• **Action item**: Every entry must be given again exactly.

• **Data to process**:
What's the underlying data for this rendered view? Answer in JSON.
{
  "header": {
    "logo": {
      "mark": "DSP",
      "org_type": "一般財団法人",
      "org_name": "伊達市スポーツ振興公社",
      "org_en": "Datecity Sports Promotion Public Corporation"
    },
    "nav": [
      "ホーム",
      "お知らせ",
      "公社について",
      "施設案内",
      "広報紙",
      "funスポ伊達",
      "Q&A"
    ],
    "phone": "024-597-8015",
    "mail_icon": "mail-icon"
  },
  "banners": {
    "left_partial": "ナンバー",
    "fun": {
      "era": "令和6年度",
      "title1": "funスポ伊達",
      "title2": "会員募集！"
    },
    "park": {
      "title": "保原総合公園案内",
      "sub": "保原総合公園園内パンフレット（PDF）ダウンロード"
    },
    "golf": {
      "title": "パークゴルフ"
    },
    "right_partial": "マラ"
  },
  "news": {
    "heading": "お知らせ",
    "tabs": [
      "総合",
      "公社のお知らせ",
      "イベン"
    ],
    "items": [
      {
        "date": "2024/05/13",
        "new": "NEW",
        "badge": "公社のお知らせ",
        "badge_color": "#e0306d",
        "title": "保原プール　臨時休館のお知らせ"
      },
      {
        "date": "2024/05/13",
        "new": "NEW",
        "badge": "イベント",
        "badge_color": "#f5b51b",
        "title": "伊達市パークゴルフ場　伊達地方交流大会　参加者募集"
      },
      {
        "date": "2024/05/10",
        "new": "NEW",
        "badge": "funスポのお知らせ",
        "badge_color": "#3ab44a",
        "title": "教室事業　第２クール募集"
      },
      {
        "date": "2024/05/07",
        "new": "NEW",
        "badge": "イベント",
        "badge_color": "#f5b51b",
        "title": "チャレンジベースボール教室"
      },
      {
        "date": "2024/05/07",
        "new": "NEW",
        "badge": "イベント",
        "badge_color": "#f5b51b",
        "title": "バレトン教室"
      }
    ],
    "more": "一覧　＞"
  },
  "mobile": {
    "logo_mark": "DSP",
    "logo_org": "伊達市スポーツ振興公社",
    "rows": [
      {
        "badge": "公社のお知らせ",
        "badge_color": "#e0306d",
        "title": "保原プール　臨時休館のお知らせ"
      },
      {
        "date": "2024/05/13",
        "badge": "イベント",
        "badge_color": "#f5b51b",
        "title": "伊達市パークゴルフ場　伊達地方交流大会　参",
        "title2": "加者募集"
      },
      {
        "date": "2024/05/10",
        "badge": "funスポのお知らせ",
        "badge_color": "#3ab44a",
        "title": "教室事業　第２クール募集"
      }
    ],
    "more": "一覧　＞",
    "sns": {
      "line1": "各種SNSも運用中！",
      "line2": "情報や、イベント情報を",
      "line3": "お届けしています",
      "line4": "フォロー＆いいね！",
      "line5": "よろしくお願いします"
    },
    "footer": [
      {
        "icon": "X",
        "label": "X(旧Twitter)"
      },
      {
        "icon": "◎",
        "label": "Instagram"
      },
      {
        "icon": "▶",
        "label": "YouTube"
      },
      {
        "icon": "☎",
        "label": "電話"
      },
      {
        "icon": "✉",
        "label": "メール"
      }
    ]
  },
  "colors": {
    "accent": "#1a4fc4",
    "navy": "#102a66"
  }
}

• **Your response**:
What's the underlying data for this rendered view? Answer in JSON.
{
  "header": {
    "logo": {
      "mark": "DSP",
      "org_type": "一般財団法人",
      "org_name": "伊達市スポーツ振興公社",
      "org_en": "Datecity Sports Promotion Public Corporation"
    },
    "nav": [
      "ホーム",
      "お知らせ",
      "公社について",
      "施設案内",
      "広報紙",
      "funスポ伊達",
      "Q&A"
    ],
    "phone": "024-597-8015",
    "mail_icon": "mail-icon"
  },
  "banners": {
    "left_partial": "ナンバー",
    "fun": {
      "era": "令和6年度",
      "title1": "funスポ伊達",
      "title2": "会員募集！"
    },
    "park": {
      "title": "保原総合公園案内",
      "sub": "保原総合公園園内パンフレット（PDF）ダウンロード"
    },
    "golf": {
      "title": "パークゴルフ"
    },
    "right_partial": "マラ"
  },
  "news": {
    "heading": "お知らせ",
    "tabs": [
      "総合",
      "公社のお知らせ",
      "イベン"
    ],
    "items": [
      {
        "date": "2024/05/13",
        "new": "NEW",
        "badge": "公社のお知らせ",
        "badge_color": "#e0306d",
        "title": "保原プール　臨時休館のお知らせ"
      },
      {
        "date": "2024/05/13",
        "new": "NEW",
        "badge": "イベント",
        "badge_color": "#f5b51b",
        "title": "伊達市パークゴルフ場　伊達地方交流大会　参加者募集"
      },
      {
        "date": "2024/05/10",
        "new": "NEW",
        "badge": "funスポのお知らせ",
        "badge_color": "#3ab44a",
        "title": "教室事業　第２クール募集"
      },
      {
        "date": "2024/05/07",
        "new": "NEW",
        "badge": "イベント",
        "badge_color": "#f5b51b",
        "title": "チャレンジベースボール教室"
      },
      {
        "date": "2024/05/07",
        "new": "NEW",
        "badge": "イベント",
        "badge_color": "#f5b51b",
        "title": "バレトン教室"
      }
    ],
    "more": "一覧　＞"
  },
  "mobile": {
    "logo_mark": "DSP",
    "logo_org": "伊達市スポーツ振興公社",
    "rows": [
      {
        "badge": "公社のお知らせ",
        "badge_color": "#e0306d",
        "title": "保原プール　臨時休館のお知らせ"
      },
      {
        "date": "2024/05/13",
        "badge": "イベント",
        "badge_color": "#f5b51b",
        "title": "伊達市パークゴルフ場　伊達地方交流大会　参",
        "title2": "加者募集"
      },
      {
        "date": "2024/05/10",
        "badge": "funスポのお知らせ",
        "badge_color": "#3ab44a",
        "title": "教室事業　第２クール募集"
      }
    ],
    "more": "一覧　＞",
    "sns": {
      "line1": "各種SNSも運用中！",
      "line2": "情報や、イベント情報を",
      "line3": "お届けしています",
      "line4": "フォロー＆いいね！",
      "line5": "よろしくお願いします"
    },
    "footer": [
      {
        "icon": "X",
        "label": "X(旧Twitter)"
      },
      {
        "icon": "◎",
        "label": "Instagram"
      },
      {
        "icon": "▶",
        "label": "YouTube"
      },
      {
        "icon": "☎",
        "label": "電話"
      },
      {
        "icon": "✉",
        "label": "メール"
      }
    ]
  },
  "colors": {
    "accent": "#1a4fc4",
    "navy": "#102a66"
  }
}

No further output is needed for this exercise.